[What to work on]
Return each line of the listing that contains the string "Windows".

(Input begins)

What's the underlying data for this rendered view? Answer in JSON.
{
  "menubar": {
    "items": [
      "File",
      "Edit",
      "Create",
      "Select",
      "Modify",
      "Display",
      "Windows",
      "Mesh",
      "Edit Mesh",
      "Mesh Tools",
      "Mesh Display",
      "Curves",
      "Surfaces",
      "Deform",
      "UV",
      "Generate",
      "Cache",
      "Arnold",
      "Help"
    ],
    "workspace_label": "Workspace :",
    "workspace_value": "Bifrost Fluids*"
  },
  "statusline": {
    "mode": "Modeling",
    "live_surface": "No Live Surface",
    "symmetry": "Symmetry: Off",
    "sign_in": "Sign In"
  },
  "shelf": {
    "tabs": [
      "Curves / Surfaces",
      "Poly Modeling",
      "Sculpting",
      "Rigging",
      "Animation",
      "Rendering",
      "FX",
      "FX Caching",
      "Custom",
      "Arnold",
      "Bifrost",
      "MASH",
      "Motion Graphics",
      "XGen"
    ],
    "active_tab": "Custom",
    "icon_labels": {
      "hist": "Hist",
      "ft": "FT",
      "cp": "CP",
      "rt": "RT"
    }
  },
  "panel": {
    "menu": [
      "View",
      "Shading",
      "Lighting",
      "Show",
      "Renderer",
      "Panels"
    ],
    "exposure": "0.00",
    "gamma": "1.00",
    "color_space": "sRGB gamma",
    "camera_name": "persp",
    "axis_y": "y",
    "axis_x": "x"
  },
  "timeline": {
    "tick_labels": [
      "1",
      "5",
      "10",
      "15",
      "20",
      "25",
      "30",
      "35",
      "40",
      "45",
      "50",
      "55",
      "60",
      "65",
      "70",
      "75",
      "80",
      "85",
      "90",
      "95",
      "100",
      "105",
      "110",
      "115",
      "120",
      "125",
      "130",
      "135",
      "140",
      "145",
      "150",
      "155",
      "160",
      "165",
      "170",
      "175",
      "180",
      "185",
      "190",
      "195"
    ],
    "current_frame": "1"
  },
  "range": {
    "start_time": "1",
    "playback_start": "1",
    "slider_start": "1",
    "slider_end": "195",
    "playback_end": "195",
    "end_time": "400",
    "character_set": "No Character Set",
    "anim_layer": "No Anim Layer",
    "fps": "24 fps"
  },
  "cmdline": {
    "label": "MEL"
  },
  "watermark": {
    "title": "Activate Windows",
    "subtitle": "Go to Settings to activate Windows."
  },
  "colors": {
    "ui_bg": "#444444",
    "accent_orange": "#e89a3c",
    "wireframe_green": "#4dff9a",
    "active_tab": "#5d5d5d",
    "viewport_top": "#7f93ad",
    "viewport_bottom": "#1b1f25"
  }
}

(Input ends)

[Result of this task]
      "Windows",
    "title": "Activate Windows",
    "subtitle": "Go to Settings to activate Windows."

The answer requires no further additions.